Time capsule from 1937 opened at Ministry Sacred Heart Hospital
On Monday, June 30, Ministry Health Care was delighted to be a part of the opening of a time capsule originally placed at Sacred Heart Hospital in Tomahawk in 1937. The time capsule was discovered thanks to the efforts of Marc Lietha and Meka Pennington, who purchased the building about 10 years ago and found it behind a cornerstone.
“We are grateful for all they have done to preserve this important artifact and thank them for allowing us to share the opening of the time capsule for the first time in 77 years with our associates, community members, volunteers and media,” said Matt Thompson, Ministry Health Care Public Relations and Communications Manager. “Marc’s careful attention to detail and his desire to help preserve the history of Tomahawk and the Sisters of the Sorrowful Mother brought everyone together for this special celebration and opening.”
What they found after removing the metal cover unearthed a great amount of religious artifacts from the era. Items in the 77-year-old time capsule included a well-preserved Catholic Daily Tribune newspaper from May 25, 1937, a list of hospital representatives including the names of 22 Sisters of the Sorrowful Mother on Sacred Heart Hospital letterhead, a Sisters of the Sorrowful Mother 50th anniversary pin which included the dates 1883-1933, a pamphlet, miniature statues, a pendant, and a hand-written letter which was left folded to ensure the integrity of the paper. Other items included medallions, old pictures, and inside the cover of the time capsule was an unidentified autograph. While many items survived the box, some had disintegrated over the 77 years.
Once the contents were revealed to a crowd of approximately 50 people, Mr. Lietha announced he and Ms. Pennington were generously donating the time capsule and contents to the Sisters of the Sorrowful Mother, and Sister Lois Bush who was in attendance and assisted in revealing the items. The items will be stored and displayed in the Sisters’ archives in Oshkosh. “It was very admirable of Marc and Meka to donate the time capsule to the Sisters,” said Sister Lois Bush. “Their generosity will allow us to learn more about those who helped build the foundation for healthcare in the Tomahawk and surrounding communities. It is fitting that we opened the time capsule now, near the 30th anniversary of Ministry Health Care. Ministry was established to preserve healthcare in our communities such as Tomahawk where there is such a close relationship between the community and the hospital and clinic.”

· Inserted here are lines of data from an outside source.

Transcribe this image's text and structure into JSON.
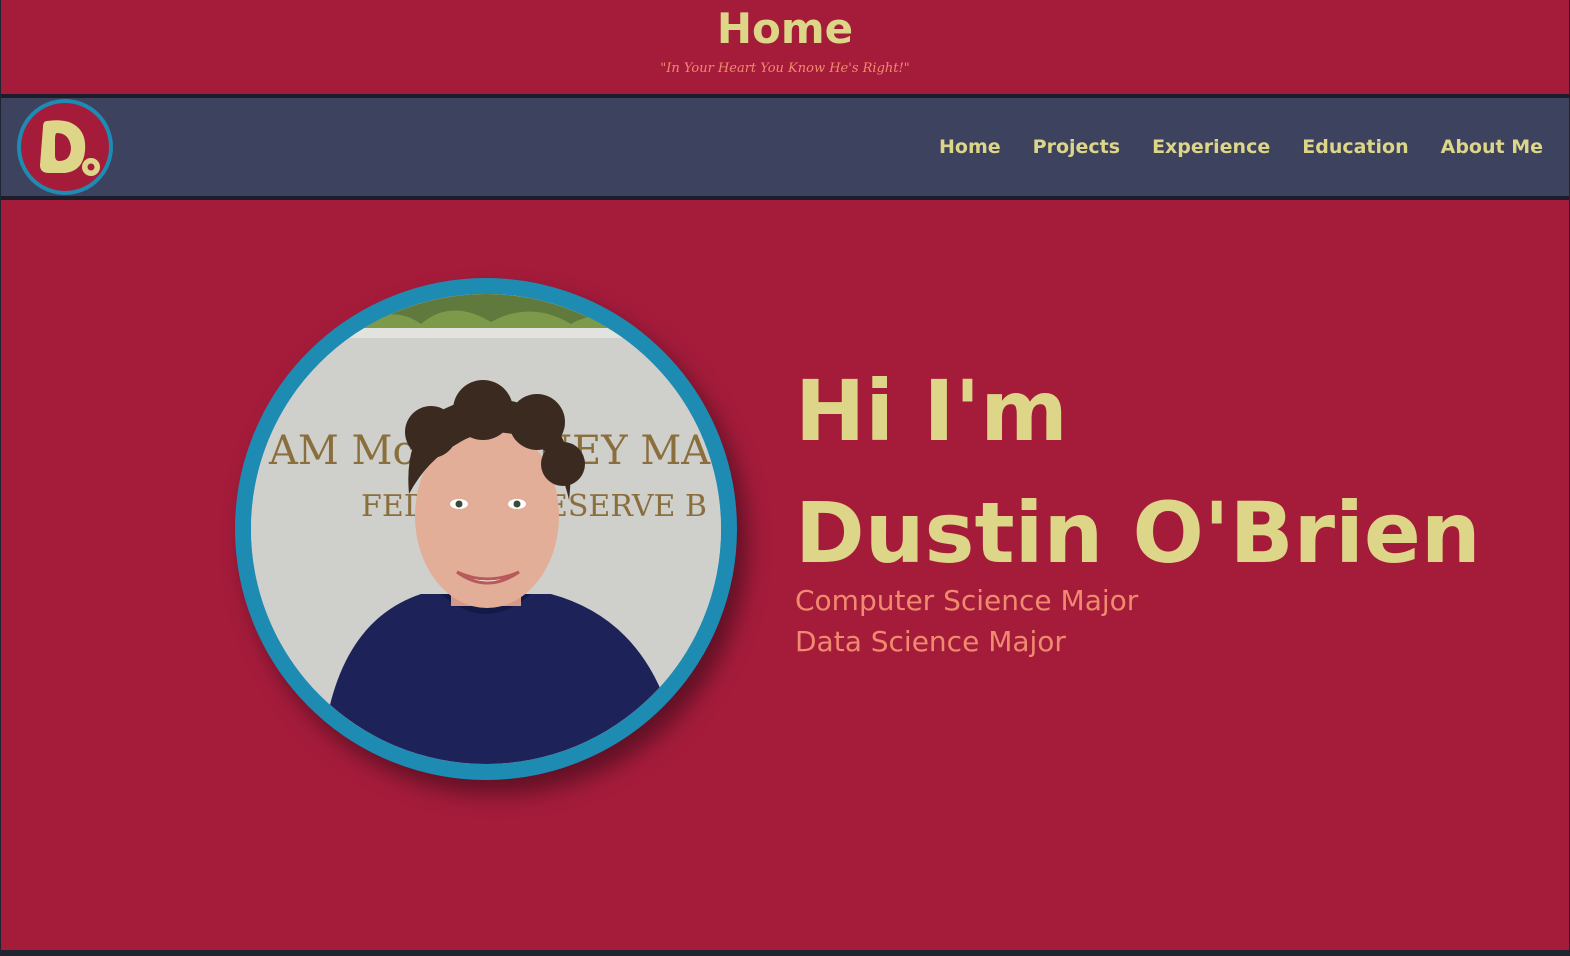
{
  "header": {
    "title": "Home",
    "tagline": "\"In Your Heart You Know He's Right!\""
  },
  "nav": {
    "logo_letter": "D",
    "items": [
      {
        "label": "Home"
      },
      {
        "label": "Projects"
      },
      {
        "label": "Experience"
      },
      {
        "label": "Education"
      },
      {
        "label": "About Me"
      }
    ]
  },
  "hero": {
    "greeting_line1": "Hi I'm",
    "greeting_line2": "Dustin O'Brien",
    "roles": [
      "Computer Science Major",
      "Data Science Major"
    ],
    "photo_sign_line1": "AM McCHESNEY MARTIN",
    "photo_sign_line2": "FEDERAL RESERVE B"
  },
  "colors": {
    "background": "#a51c3b",
    "navbar": "#3d425f",
    "accent_text": "#ddd588",
    "secondary_text": "#f08a6e",
    "ring": "#1e8bb3"
  },
  "icons": {
    "logo": "d-monogram-logo",
    "photo": "profile-photo"
  }
}
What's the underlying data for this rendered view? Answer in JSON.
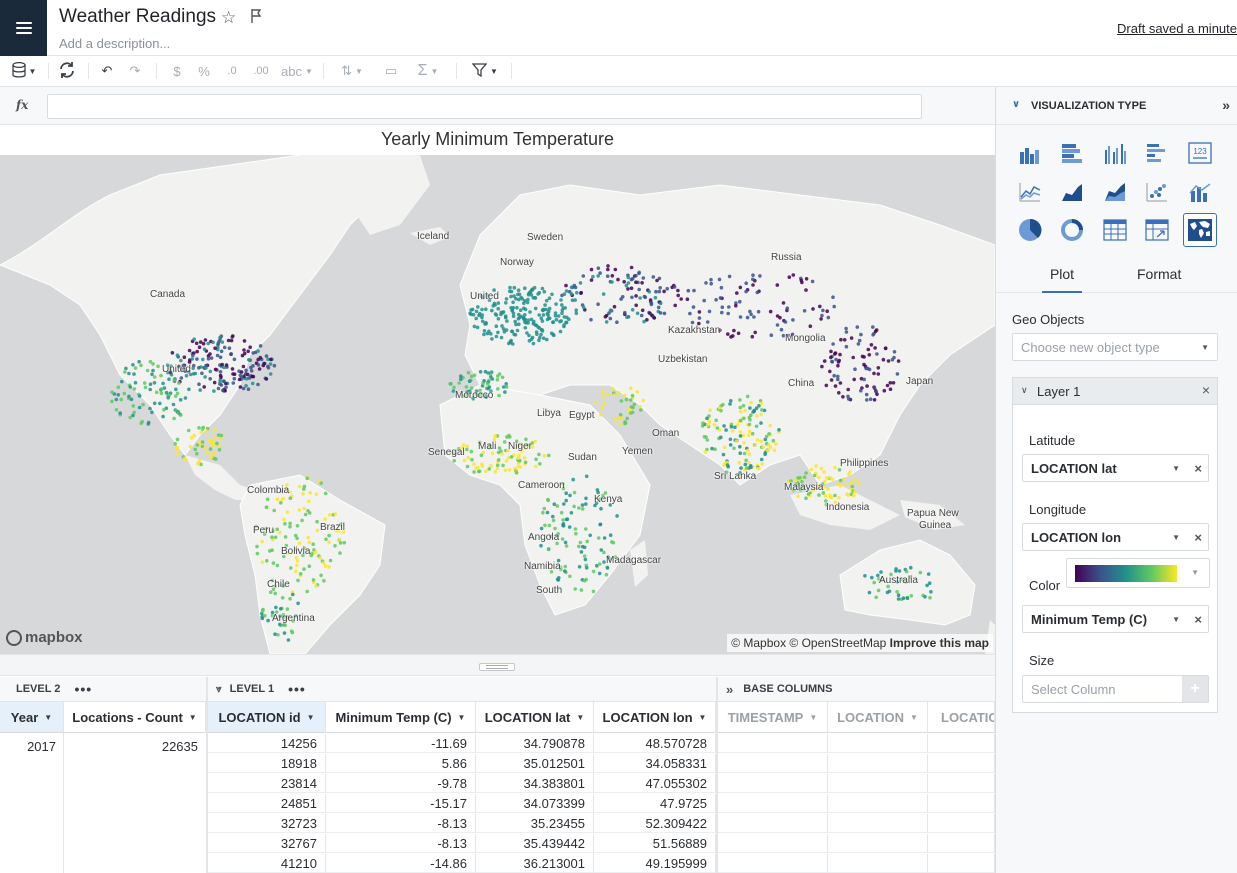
{
  "header": {
    "title": "Weather Readings",
    "description_placeholder": "Add a description...",
    "draft_status": "Draft saved a minute"
  },
  "toolbar": {
    "currency_label": "$",
    "percent_label": "%",
    "decrease_decimal_label": ".0",
    "increase_decimal_label": ".00",
    "format_label": "abc"
  },
  "formula": {
    "fx_label": "fx"
  },
  "chart": {
    "title": "Yearly Minimum Temperature",
    "map_labels": [
      {
        "text": "Iceland"
      },
      {
        "text": "Sweden"
      },
      {
        "text": "Norway"
      },
      {
        "text": "Russia"
      },
      {
        "text": "Canada"
      },
      {
        "text": "United"
      },
      {
        "text": "Kazakhstan"
      },
      {
        "text": "Mongolia"
      },
      {
        "text": "Uzbekistan"
      },
      {
        "text": "United"
      },
      {
        "text": "China"
      },
      {
        "text": "Japan"
      },
      {
        "text": "Morocco"
      },
      {
        "text": "Libya"
      },
      {
        "text": "Egypt"
      },
      {
        "text": "Oman"
      },
      {
        "text": "Mali"
      },
      {
        "text": "Niger"
      },
      {
        "text": "Yemen"
      },
      {
        "text": "Senegal"
      },
      {
        "text": "Sudan"
      },
      {
        "text": "Sri Lanka"
      },
      {
        "text": "Philippines"
      },
      {
        "text": "Colombia"
      },
      {
        "text": "Cameroon"
      },
      {
        "text": "Kenya"
      },
      {
        "text": "Malaysia"
      },
      {
        "text": "Peru"
      },
      {
        "text": "Brazil"
      },
      {
        "text": "Indonesia"
      },
      {
        "text": "Papua New"
      },
      {
        "text": "Guinea"
      },
      {
        "text": "Angola"
      },
      {
        "text": "Bolivia"
      },
      {
        "text": "Namibia"
      },
      {
        "text": "Madagascar"
      },
      {
        "text": "Australia"
      },
      {
        "text": "Chile"
      },
      {
        "text": "South"
      },
      {
        "text": "Argentina"
      }
    ],
    "mapbox_logo": "mapbox",
    "attribution_1": "© Mapbox © OpenStreetMap",
    "attribution_2": "Improve this map",
    "colors": [
      "#440154",
      "#3b528b",
      "#21918c",
      "#5ec962",
      "#fde725"
    ]
  },
  "table": {
    "level2": {
      "label": "LEVEL 2",
      "columns": [
        "Year",
        "Locations - Count"
      ],
      "rows": [
        [
          "2017",
          "22635"
        ]
      ]
    },
    "level1": {
      "label": "LEVEL 1",
      "columns": [
        "LOCATION id",
        "Minimum Temp (C)",
        "LOCATION lat",
        "LOCATION lon"
      ],
      "rows": [
        [
          "14256",
          "-11.69",
          "34.790878",
          "48.570728"
        ],
        [
          "18918",
          "5.86",
          "35.012501",
          "34.058331"
        ],
        [
          "23814",
          "-9.78",
          "34.383801",
          "47.055302"
        ],
        [
          "24851",
          "-15.17",
          "34.073399",
          "47.9725"
        ],
        [
          "32723",
          "-8.13",
          "35.23455",
          "52.309422"
        ],
        [
          "32767",
          "-8.13",
          "35.439442",
          "51.56889"
        ],
        [
          "41210",
          "-14.86",
          "36.213001",
          "49.195999"
        ]
      ]
    },
    "base": {
      "label": "BASE COLUMNS",
      "columns": [
        "TIMESTAMP",
        "LOCATION",
        "LOCATIO"
      ]
    }
  },
  "panel": {
    "viz_type_label": "VISUALIZATION TYPE",
    "tabs": [
      "Plot",
      "Format"
    ],
    "geo_objects_label": "Geo Objects",
    "geo_objects_placeholder": "Choose new object type",
    "layer_label": "Layer 1",
    "latitude_label": "Latitude",
    "latitude_value": "LOCATION lat",
    "longitude_label": "Longitude",
    "longitude_value": "LOCATION lon",
    "color_label": "Color",
    "color_value": "Minimum Temp (C)",
    "size_label": "Size",
    "size_placeholder": "Select Column",
    "kpi_icon_text": "123"
  }
}
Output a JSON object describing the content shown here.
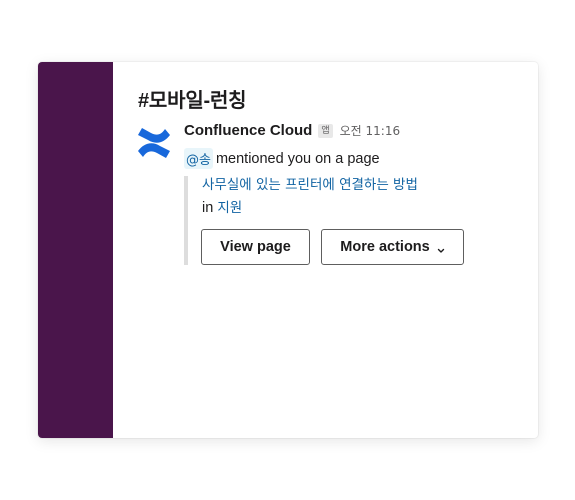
{
  "channel": {
    "title": "#모바일-런칭"
  },
  "message": {
    "sender": "Confluence Cloud",
    "app_badge": "앱",
    "timestamp": "오전 11:16",
    "mention": "@송",
    "text": "mentioned you on a page",
    "avatar_icon": "confluence-logo-icon"
  },
  "attachment": {
    "page_title": "사무실에 있는 프린터에 연결하는 방법",
    "in_label": "in",
    "space_name": "지원"
  },
  "actions": {
    "view_page_label": "View page",
    "more_actions_label": "More actions",
    "more_actions_icon": "chevron-down-icon"
  },
  "colors": {
    "sidebar": "#4a154b",
    "link": "#1264a3",
    "mention_bg": "#e8f5fa",
    "logo": "#1868db"
  }
}
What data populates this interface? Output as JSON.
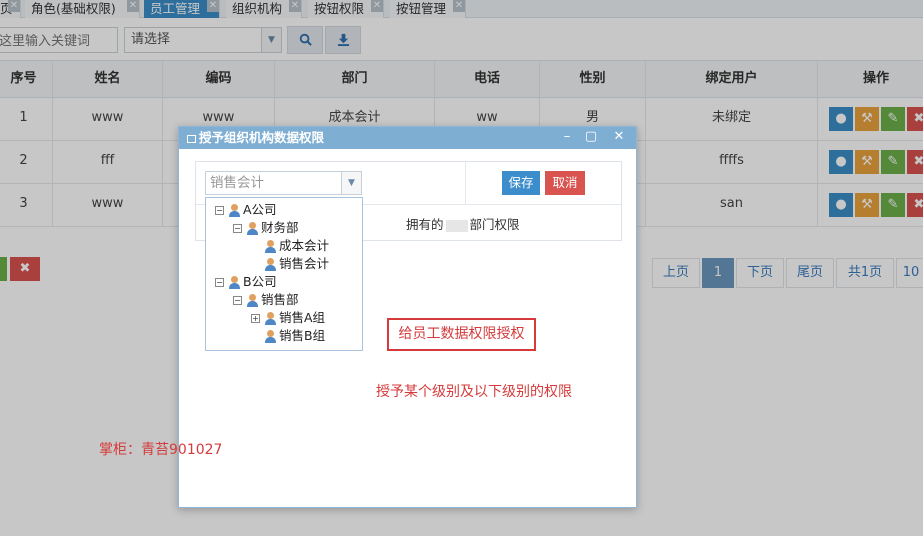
{
  "tabs": [
    {
      "label": "页",
      "active": false
    },
    {
      "label": "角色(基础权限)",
      "active": false
    },
    {
      "label": "员工管理",
      "active": true
    },
    {
      "label": "组织机构",
      "active": false
    },
    {
      "label": "按钮权限",
      "active": false
    },
    {
      "label": "按钮管理",
      "active": false
    }
  ],
  "toolbar": {
    "keyword_placeholder": "这里输入关键词",
    "select_value": "请选择"
  },
  "table": {
    "headers": [
      "序号",
      "姓名",
      "编码",
      "部门",
      "电话",
      "性别",
      "绑定用户",
      "操作"
    ],
    "rows": [
      [
        "1",
        "www",
        "www",
        "成本会计",
        "ww",
        "男",
        "未绑定"
      ],
      [
        "2",
        "fff",
        "",
        "",
        "",
        "",
        "ffffs"
      ],
      [
        "3",
        "www",
        "",
        "",
        "",
        "",
        "san"
      ]
    ]
  },
  "pager": {
    "prev": "上页",
    "current": "1",
    "next": "下页",
    "last": "尾页",
    "total": "共1页",
    "size": "10"
  },
  "dialog": {
    "title": "授予组织机构数据权限",
    "combo_value": "销售会计",
    "save_label": "保存",
    "cancel_label": "取消",
    "hint_prefix": "拥有的",
    "hint_suffix": "部门权限"
  },
  "tree": [
    {
      "label": "A公司",
      "toggle": "−"
    },
    {
      "label": "财务部",
      "toggle": "−"
    },
    {
      "label": "成本会计",
      "toggle": ""
    },
    {
      "label": "销售会计",
      "toggle": ""
    },
    {
      "label": "B公司",
      "toggle": "−"
    },
    {
      "label": "销售部",
      "toggle": "−"
    },
    {
      "label": "销售A组",
      "toggle": "+"
    },
    {
      "label": "销售B组",
      "toggle": ""
    }
  ],
  "annotations": {
    "redbox": "给员工数据权限授权",
    "note": "授予某个级别及以下级别的权限",
    "shop": "掌柜：青苔901027"
  },
  "colors": {
    "accent": "#3b8ec8",
    "dialog_title": "#7faed3",
    "save": "#3c8dcb",
    "cancel": "#d9534f",
    "annotation_red": "#d63a3a"
  }
}
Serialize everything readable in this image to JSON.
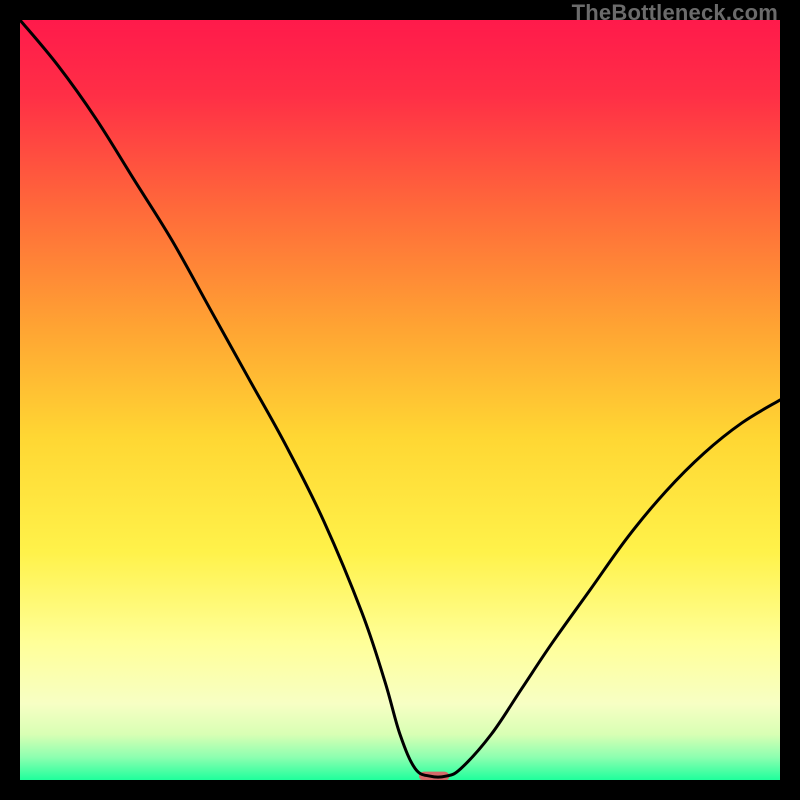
{
  "watermark": "TheBottleneck.com",
  "chart_data": {
    "type": "line",
    "title": "",
    "xlabel": "",
    "ylabel": "",
    "xlim": [
      0,
      100
    ],
    "ylim": [
      0,
      100
    ],
    "background_gradient": {
      "stops": [
        {
          "offset": 0.0,
          "color": "#ff1a4b"
        },
        {
          "offset": 0.1,
          "color": "#ff2f46"
        },
        {
          "offset": 0.25,
          "color": "#ff6a3a"
        },
        {
          "offset": 0.4,
          "color": "#ffa233"
        },
        {
          "offset": 0.55,
          "color": "#ffd733"
        },
        {
          "offset": 0.7,
          "color": "#fff24a"
        },
        {
          "offset": 0.82,
          "color": "#ffff99"
        },
        {
          "offset": 0.9,
          "color": "#f7ffc4"
        },
        {
          "offset": 0.94,
          "color": "#d8ffb4"
        },
        {
          "offset": 0.97,
          "color": "#8dffb0"
        },
        {
          "offset": 1.0,
          "color": "#1fff9c"
        }
      ]
    },
    "series": [
      {
        "name": "bottleneck-curve",
        "x": [
          0.0,
          5.0,
          10.0,
          15.0,
          20.0,
          25.0,
          30.0,
          35.0,
          40.0,
          45.0,
          48.0,
          50.0,
          52.0,
          54.0,
          56.0,
          58.0,
          62.0,
          66.0,
          70.0,
          75.0,
          80.0,
          85.0,
          90.0,
          95.0,
          100.0
        ],
        "y": [
          100.0,
          94.0,
          87.0,
          79.0,
          71.0,
          62.0,
          53.0,
          44.0,
          34.0,
          22.0,
          13.0,
          6.0,
          1.5,
          0.5,
          0.5,
          1.5,
          6.0,
          12.0,
          18.0,
          25.0,
          32.0,
          38.0,
          43.0,
          47.0,
          50.0
        ]
      }
    ],
    "marker": {
      "name": "optimal-range",
      "x": 54.5,
      "y": 0.5,
      "width": 4.0,
      "height": 1.2,
      "color": "#d46a6a"
    }
  }
}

The tradition of Sacred Heart Hospital dates back to 1893 when the Rev. Charles Hoogstoel, pastor at St. Mary’s parish, learned that the Sisters of the Sorrowful Mother were planning a hospital in Rhinelander. He pleaded that they begin one in Tomahawk as well. The higher superiors of the Community of the Sisters of the Sorrowful Mother were pleased with the prospect and permission was granted from Bishop Messmer and Mother Frances Streitel.
Fr. Joseph Joch arrived in Tomahawk from Marshfield on Oct. 19, 1893, along with Sisters M. Anna Niegel, superior, M. Alexia Bauer, cook, M. Gabriela Ortlieb, portress, M. Clementia Baes, and later M. Dionysia Griebel, nurses. They started the hospital in an abandoned saloon and had their first patient the same day they arrived. The old saloon was poorly suited for a hospital and after a few months the sisters rented a home and 12 patients were admitted to Sacred Heart Hospital between Dec. 2, 1893 and Jan. 12, 1894. Donated land led to a new hospital at 216 N. 7th St. that was dedicated to the Sacred Heart of Jesus on July 20, 1894. There were two wards and two private rooms on each floor with a bed capacity of 25.
In 1928, a third story was added to provide better accommodations for the Sisters. Less than a decade later, a three-story addition on Washington Street provided 18 additional beds. At the same time, remodeling of the existing building resulted in new surgical and maternity departments and sun parlors. A new chapel was also built at this time. The chapel and addition were dedicated on Dec. 14, 1937 and the time capsule was place there.
In 1957, the Sisters of the Sorrowful Mother commissioned architects to design a new Sacred Heart Hospital. A blessing and laying of the cornerstone took place July 23, 1961. In October, 1962, patients were moved from the old building into the new facility.
Consolidation of services between Sacred Heart and Saint Mary’s Hospital, Rhinelander, occurred in 1981. The Sisters of the Sorrowful Mother believed incorporation would enhance the long-term survival and growth of both hospitals.
In 2001 Sacred Heart Hospital and Ministry Medical Group announced plans to build a new facility on West Mohawk Drive, and the current hospital was completed in 2003. During the move to the new facility, a ceremony was held to remove the time capsules from the old hospital. While the time capsule behind the 1961 cornerstone was removed, construction crews were unable to find the one set in 1937.